When it comes to separating the solids from the liquid in a wastewater treatment plant, delivering thick dewatered sludge to the anaerobic digester is the order of the day. And in this regard, Miami-Dade’s gravity concentrators were not performing as well as they should have been. Thin-settled sludge solids from the gravity concentrators to the anaerobic digesters resulted in shorter digester retention times with increased solids to dewatering and more sludge to dispose of – and of course more money spent on disposal. Also, biogas production was not optimized.
A second, connected, challenge facing the plants were the high hydrogen sulfide levels, which were causing corrosion in the cogeneration engines powered by the gas.
Kemira has had a long and close relationship with both plants and knew of these concerns. In stepped Richard Waterous, Senior Specialist in AWT Sales and Ricardo Colon, Associate in Technical Sales and Service, both specialists in Advanced Water Treatment. They knew the effect that ferric sulfide has on concentrator performance and digester gas quality and realized that it was probably the answer to both of Miami-Dade’s challenges, too.
Contributing to circular economy with biogas
“Biogas is becoming an increasingly valuable byproduct of the wastewater treatment process,” explains Ricardo. “Using a byproduct to power the process creates a circular economy and is also a source of additional revenue for the plant. To be most useful and valuable the biogas should have as low a hydrogen sulfide value and as high a methane value as possible,” he continues. “A low hydrogen sulfide value means less corrosion and associated maintenance at the cogeneration plant, while a high methane content means that the gas is a better source of energy and therefore has increased commercial value.”
Trialing a solution to the hydrogen sulfide challenge
Previously the hydrogen sulfide contamination had been treated using a gas cleaning process consisting of an iron sponge system and wet scrubber. After cleaning, the digester gas continued to a cogeneration process. However, high levels of digester gas (prior to cleaning) hydrogen sulfide (5,000 ppm+ at the South plant and 10,000+ ppm at the Central plant) led to high maintenance and operating costs for the cogeneration plant. “Considering that the manufacturers of the cogeneration engines specified that a value of 400 ppm was needed in order to reduce the challenges posed by corrosion, these levels were clearly not even close to being good enough,” explains Richard.
Based on Kemira’s recommendation, the South plant initiated a trial using inline ferric sulfate injection.

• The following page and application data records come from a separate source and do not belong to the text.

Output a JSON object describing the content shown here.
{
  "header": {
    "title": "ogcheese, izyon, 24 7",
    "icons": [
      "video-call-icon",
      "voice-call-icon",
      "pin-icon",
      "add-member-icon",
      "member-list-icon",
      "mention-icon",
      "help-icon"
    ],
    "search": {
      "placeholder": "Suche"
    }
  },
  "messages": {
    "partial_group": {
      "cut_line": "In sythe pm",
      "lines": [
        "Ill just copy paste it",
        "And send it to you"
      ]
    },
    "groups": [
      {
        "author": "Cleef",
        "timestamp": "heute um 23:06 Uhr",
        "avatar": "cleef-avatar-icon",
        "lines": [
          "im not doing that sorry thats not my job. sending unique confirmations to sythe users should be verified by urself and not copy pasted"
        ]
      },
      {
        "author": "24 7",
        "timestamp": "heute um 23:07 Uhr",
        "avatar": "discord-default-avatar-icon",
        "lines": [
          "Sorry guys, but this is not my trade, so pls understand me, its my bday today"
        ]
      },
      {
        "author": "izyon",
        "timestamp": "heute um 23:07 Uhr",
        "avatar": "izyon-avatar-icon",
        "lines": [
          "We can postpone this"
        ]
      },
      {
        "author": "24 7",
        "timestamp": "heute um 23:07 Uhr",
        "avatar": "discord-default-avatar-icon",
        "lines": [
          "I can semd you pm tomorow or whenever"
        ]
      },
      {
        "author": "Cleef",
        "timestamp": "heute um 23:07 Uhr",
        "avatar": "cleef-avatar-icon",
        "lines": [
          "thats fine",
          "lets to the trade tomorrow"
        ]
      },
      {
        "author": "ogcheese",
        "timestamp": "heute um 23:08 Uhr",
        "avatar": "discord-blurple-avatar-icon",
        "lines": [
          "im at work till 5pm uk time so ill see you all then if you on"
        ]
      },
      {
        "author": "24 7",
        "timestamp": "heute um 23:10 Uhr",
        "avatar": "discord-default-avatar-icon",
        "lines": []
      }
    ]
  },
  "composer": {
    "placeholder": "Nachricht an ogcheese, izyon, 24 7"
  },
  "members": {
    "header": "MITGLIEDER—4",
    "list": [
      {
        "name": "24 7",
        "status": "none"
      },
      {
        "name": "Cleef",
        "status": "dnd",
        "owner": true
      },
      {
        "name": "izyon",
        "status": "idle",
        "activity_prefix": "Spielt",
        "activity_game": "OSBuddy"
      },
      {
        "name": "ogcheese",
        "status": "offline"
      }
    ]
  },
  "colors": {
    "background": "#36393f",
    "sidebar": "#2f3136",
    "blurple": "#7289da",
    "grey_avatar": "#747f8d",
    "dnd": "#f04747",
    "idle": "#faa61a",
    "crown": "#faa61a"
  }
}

When applied to a strategic location in the process, ferric sulfate is a highly effective coagulant for hydrogen sulfide control, pulling the dissolved sulfides out of solution and solidifying it before it gets to the digester and becomes a harmful gas. The precipitate is then removed with the bio-solids during the digestion process, leading to thicker solids, longer digester retention times, dramatic reductions in gas-phase hydrogen sulfide levels, and increased levels of methane. The trial was such a success that it was soon replicated at the Central plant.
Bypassing iron sponges and sodium hypochlorite used as wet scrubber saves more than $550,000 per year in operating and maintenance costs.
Top-class improvements all round
The most significant implication of ferric sulfate technology is the digester biogas enhancement, especially the reduction in hydrogen sulfide levels. At the Central and South plants, the levels nosedived from 10,000 and 5,000 ppm respectively to as low as 200 ppm. Bypassing iron sponges and sodium hypochlorite used as wet scrubber saves more than $550,000 per year in operating and maintenance costs.
The risk of corrosion in the cogeneration engines has been significantly reduced, which in turn lowers costs by reducing the frequency of engine maintenance and oil changes. At the same time methane levels increased from 57 to 63% at the Central plant and from 62 to 67% at the South plant, meaning more kilowatts per cubic foot of biogas.
Additionally, the performance of the gravity thickeners at both plants improved, and concentrator throughput rates have increased significantly, from 300 gallons per minute to up to 500 gallons per minute. Underflow sludge solids have increased from 1.8–2% to 3.5–4% at the South plant. “I’m very enthusiastic about the future of this application,” says Richard. “It is common in some European countries and more well known in California. It has massive potential in Florida. We’re looking forward to helping other customers improve their concentrator performance and biogas quality in the future,” he concludes.